OTTAWA – In a bid to keep them connected to their faith, Muslim Family Services of Ottawa is fundraising to help kids in foster care celebrate `Eid Al-Adha, expected within days.
“We try to do things that will keep them connected to the community,” Shawana Shah, executive director of Muslim Family Services of Ottawa, told Metro News on Sunday, August 20.
“It puts them at ease with the stuff that would be normal for them in their own home.”
In its second year, the group’s Lamb Project aims to fundraise enough money to allow kids in foster families to have a lamb meal as part of `Eid Al-Adha.
`Eid Al-Adha, or “Feast of Sacrifice”, marks the end of the Hajj season and is one of the two most important Islamic celebrations, together with `Eid Al-Fitr.
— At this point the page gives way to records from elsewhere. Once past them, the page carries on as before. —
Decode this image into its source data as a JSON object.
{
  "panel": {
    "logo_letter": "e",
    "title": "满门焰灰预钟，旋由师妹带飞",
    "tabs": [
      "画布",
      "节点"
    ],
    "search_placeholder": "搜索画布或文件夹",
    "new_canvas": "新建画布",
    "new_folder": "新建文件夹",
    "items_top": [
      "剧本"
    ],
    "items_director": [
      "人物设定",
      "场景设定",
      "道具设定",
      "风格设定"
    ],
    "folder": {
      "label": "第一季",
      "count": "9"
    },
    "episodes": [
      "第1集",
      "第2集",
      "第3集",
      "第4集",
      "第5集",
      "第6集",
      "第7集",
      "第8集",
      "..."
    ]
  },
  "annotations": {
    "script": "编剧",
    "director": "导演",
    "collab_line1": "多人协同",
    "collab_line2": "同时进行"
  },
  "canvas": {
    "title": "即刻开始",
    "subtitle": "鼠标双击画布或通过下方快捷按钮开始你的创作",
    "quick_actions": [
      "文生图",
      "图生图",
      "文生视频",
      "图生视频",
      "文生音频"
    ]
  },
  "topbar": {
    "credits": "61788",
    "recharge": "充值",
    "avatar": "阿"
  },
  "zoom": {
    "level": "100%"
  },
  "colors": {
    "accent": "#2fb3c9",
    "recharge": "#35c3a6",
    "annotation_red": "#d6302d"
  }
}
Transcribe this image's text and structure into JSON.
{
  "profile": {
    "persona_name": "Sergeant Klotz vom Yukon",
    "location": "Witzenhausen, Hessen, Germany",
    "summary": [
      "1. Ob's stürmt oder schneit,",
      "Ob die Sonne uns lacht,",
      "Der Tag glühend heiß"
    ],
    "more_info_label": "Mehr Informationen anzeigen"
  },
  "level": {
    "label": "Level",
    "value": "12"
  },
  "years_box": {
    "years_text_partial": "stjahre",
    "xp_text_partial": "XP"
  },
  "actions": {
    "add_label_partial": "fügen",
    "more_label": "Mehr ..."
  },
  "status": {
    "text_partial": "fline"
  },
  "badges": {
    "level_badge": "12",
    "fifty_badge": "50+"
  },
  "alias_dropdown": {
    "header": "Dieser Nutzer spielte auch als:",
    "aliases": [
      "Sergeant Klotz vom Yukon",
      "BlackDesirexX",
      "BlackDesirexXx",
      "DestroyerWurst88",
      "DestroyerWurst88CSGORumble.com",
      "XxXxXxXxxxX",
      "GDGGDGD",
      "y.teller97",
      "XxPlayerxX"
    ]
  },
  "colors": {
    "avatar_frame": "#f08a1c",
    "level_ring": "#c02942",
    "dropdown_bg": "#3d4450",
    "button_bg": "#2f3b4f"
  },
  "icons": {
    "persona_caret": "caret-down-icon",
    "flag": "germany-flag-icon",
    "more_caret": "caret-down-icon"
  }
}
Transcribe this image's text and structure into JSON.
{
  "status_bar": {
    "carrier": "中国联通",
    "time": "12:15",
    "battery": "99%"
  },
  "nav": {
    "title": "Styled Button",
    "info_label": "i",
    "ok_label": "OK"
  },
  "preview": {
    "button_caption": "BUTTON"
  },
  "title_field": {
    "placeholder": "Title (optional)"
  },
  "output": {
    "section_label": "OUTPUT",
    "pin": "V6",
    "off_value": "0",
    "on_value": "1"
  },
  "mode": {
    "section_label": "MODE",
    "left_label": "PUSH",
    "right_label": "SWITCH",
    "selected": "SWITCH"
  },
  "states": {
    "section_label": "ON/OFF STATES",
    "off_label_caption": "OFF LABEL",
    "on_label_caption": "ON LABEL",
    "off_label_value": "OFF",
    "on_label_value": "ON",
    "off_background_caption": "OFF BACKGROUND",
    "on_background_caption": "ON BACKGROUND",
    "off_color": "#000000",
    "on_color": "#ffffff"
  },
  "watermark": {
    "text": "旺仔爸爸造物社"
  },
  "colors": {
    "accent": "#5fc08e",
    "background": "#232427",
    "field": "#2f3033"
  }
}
A financially-able Muslim sacrifices a single sheep or goat or shares with six others in sacrificing a camel or a cow as an act of worship during the four-day `Eid Al-Adha celebrations.
The ritual commemorates Prophet Ibrahim’s willingness to sacrifice his son Ismail as an act of obedience and full submission to Allah, the Almighty.
The Udhiyah meat is divided into three equal parts, each part for one’s own family, friends and the poor.
Shah noted that the idea is that children living in care can still hold onto their identity.
“Kids who are living in non-Muslim families temporarily may not have access or might not be aware,” she said.
“It would be like a kid who doesn’t get to celebrate Christmas because he is living with someone from a different culture or religion.”
The tradition is also an important opportunity to involve foster parents and give them some information about Islam that they could use with future foster children, Shah added.
“The foster parents and the Muslim kids will sit together and decide where the lamb goes,” she said.
“It’s an education piece for foster parents as well.”